== EXERCISE AIM ==
How many lines below include the string "title"? State the number alone.

━━━ EXERCISE MATERIAL ━━━

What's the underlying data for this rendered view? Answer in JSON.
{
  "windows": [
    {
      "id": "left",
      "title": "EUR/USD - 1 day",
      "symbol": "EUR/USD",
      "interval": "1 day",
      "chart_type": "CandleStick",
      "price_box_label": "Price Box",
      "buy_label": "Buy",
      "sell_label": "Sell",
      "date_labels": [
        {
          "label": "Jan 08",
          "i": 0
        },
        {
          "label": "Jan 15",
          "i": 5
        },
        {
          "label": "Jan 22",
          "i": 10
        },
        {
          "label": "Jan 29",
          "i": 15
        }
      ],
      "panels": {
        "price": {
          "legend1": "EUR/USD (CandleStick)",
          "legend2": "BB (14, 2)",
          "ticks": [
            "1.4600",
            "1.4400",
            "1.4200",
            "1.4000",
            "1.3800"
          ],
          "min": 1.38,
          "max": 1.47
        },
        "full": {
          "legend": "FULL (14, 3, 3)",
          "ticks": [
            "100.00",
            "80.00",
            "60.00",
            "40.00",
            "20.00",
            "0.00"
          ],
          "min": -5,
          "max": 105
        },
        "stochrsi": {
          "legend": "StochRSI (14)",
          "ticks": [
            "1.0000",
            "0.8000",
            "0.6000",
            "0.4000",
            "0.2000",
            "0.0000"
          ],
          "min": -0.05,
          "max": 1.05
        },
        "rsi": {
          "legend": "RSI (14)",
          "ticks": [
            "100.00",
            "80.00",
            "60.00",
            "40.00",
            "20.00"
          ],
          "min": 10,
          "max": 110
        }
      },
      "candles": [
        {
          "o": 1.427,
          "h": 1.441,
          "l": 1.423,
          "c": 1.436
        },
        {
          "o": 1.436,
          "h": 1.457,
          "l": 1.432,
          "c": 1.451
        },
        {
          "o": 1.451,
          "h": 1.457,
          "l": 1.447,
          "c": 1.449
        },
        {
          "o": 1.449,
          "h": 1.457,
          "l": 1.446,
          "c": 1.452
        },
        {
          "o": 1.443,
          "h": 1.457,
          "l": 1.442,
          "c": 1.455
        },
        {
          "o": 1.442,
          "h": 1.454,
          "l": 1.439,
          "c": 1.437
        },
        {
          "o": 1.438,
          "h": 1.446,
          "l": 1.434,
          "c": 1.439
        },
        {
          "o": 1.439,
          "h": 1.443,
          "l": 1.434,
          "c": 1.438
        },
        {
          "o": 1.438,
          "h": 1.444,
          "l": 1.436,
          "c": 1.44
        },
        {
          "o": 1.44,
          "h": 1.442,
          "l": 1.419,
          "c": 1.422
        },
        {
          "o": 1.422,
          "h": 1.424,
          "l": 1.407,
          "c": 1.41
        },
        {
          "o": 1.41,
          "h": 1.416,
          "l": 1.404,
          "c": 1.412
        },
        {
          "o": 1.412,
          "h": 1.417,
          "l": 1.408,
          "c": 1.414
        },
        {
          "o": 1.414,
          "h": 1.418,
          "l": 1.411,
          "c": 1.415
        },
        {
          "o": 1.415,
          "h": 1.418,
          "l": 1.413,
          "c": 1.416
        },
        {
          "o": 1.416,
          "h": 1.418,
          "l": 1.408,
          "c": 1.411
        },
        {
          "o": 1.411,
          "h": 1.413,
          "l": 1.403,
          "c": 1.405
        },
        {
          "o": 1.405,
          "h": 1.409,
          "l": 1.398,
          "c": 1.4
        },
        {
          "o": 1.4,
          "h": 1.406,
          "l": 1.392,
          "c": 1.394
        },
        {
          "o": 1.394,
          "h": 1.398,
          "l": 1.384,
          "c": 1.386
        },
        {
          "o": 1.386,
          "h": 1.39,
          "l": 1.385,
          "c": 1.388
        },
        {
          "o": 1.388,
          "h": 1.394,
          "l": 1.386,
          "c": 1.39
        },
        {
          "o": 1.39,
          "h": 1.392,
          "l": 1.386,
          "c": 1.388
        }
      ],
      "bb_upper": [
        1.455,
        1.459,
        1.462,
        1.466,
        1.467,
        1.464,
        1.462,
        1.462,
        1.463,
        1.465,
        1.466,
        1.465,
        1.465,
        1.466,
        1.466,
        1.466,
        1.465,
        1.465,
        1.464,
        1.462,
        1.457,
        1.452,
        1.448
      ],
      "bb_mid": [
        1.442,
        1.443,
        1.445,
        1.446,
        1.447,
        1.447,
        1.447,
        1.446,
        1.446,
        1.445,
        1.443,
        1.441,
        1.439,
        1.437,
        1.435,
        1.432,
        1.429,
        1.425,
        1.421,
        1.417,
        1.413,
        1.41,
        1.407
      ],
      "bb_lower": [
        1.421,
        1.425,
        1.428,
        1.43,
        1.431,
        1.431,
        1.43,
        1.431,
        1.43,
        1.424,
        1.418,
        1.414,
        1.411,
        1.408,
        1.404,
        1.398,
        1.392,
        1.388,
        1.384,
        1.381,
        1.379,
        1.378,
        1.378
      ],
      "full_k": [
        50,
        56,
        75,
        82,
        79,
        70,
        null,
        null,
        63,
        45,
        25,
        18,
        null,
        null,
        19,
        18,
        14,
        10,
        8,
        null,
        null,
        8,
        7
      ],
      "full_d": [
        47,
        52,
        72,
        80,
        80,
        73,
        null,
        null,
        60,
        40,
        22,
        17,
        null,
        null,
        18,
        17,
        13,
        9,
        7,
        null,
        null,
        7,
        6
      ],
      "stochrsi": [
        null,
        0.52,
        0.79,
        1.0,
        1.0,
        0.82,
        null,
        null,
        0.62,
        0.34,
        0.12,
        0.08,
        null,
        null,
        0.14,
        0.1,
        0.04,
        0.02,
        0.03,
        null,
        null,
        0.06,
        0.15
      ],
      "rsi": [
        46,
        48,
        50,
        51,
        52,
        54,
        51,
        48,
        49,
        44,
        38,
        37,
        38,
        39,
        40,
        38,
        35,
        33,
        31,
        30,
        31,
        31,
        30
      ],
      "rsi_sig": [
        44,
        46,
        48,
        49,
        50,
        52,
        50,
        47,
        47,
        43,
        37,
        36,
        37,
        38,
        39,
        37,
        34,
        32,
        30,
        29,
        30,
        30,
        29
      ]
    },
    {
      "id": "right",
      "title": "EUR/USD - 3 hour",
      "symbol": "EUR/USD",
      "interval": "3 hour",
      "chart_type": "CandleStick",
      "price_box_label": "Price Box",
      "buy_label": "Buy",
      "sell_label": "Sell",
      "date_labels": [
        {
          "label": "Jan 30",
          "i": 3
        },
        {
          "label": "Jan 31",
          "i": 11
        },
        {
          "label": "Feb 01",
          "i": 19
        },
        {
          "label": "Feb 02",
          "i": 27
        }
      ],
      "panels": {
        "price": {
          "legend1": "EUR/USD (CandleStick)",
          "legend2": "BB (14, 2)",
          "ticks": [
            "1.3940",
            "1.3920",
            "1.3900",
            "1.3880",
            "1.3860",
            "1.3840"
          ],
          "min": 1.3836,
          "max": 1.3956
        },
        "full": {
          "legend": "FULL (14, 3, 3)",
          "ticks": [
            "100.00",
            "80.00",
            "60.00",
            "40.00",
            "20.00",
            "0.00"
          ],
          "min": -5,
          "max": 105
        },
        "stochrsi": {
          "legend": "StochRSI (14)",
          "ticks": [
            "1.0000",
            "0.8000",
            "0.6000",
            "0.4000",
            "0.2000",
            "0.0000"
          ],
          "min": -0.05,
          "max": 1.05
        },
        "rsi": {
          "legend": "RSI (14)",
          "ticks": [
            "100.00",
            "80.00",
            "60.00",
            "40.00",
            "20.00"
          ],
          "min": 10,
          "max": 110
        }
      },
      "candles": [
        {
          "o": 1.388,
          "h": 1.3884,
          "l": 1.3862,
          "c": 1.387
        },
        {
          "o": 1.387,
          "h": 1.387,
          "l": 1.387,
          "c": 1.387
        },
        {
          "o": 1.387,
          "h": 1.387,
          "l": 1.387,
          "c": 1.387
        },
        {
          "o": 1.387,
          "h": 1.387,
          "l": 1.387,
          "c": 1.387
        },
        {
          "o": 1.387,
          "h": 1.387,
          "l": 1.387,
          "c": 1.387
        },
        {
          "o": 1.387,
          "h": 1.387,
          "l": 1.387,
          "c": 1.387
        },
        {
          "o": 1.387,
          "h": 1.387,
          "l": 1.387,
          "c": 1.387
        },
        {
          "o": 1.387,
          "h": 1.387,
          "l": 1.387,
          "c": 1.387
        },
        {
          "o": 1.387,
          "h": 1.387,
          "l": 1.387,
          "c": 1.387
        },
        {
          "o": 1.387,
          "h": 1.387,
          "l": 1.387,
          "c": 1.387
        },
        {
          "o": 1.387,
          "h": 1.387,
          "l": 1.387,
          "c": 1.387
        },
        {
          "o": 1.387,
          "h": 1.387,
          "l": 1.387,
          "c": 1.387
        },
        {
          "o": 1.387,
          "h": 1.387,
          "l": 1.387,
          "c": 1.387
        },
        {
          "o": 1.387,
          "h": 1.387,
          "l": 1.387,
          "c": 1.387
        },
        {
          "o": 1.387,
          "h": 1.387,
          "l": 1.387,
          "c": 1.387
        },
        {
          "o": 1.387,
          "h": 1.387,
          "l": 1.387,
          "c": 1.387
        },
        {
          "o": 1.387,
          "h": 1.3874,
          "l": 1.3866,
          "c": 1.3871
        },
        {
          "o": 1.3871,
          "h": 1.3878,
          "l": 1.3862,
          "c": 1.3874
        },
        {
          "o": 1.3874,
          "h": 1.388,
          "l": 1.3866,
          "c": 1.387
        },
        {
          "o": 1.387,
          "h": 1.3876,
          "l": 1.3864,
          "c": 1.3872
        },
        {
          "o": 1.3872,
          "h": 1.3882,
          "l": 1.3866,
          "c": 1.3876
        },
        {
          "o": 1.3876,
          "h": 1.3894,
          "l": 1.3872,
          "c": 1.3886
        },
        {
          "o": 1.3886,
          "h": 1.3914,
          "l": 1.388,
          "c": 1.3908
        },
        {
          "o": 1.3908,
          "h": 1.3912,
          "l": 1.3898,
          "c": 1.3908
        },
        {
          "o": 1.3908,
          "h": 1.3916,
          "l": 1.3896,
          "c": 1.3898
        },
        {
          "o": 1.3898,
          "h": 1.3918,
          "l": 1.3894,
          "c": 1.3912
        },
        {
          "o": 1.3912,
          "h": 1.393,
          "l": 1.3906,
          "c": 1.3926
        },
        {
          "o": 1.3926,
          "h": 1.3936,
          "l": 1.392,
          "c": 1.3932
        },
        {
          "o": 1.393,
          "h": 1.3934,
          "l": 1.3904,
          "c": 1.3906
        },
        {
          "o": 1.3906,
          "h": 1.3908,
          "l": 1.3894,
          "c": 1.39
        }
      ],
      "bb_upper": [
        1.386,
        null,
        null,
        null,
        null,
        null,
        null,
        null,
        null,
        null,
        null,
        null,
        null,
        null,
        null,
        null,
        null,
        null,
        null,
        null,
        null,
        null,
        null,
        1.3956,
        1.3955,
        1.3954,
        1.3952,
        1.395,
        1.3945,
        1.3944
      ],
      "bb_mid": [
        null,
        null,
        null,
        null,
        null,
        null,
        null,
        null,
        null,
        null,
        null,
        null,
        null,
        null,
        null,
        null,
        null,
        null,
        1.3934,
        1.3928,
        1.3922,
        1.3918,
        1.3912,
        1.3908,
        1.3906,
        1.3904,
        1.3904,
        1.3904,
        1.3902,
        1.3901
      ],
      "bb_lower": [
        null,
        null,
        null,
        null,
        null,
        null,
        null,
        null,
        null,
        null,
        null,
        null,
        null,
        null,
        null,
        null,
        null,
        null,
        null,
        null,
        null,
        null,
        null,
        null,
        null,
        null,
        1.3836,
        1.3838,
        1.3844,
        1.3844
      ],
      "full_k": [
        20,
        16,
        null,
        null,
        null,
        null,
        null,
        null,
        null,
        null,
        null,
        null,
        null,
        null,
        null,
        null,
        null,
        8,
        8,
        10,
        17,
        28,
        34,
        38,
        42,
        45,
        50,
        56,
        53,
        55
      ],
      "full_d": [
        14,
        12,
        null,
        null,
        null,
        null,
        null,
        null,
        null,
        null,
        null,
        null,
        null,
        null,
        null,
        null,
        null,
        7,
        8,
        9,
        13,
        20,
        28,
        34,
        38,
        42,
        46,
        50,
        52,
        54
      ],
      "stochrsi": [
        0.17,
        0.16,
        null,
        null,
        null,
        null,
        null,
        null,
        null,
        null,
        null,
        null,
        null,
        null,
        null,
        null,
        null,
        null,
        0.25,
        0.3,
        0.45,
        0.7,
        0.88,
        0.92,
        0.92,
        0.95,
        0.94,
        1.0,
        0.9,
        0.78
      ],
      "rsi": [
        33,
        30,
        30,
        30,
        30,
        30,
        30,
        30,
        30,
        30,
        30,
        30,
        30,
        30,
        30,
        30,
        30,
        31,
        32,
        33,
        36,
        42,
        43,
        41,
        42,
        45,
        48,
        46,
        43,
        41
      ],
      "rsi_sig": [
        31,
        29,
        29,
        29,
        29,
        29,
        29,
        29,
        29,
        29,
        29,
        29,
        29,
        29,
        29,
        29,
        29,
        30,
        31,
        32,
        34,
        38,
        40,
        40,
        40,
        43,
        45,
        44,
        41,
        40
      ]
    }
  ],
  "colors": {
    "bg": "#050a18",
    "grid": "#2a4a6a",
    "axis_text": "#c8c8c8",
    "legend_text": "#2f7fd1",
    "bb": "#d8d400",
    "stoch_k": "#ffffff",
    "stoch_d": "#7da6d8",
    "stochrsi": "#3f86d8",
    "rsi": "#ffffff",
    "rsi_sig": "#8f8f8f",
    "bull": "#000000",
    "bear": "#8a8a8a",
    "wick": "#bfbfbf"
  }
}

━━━

== RESPONSE TO THE TASK ==
2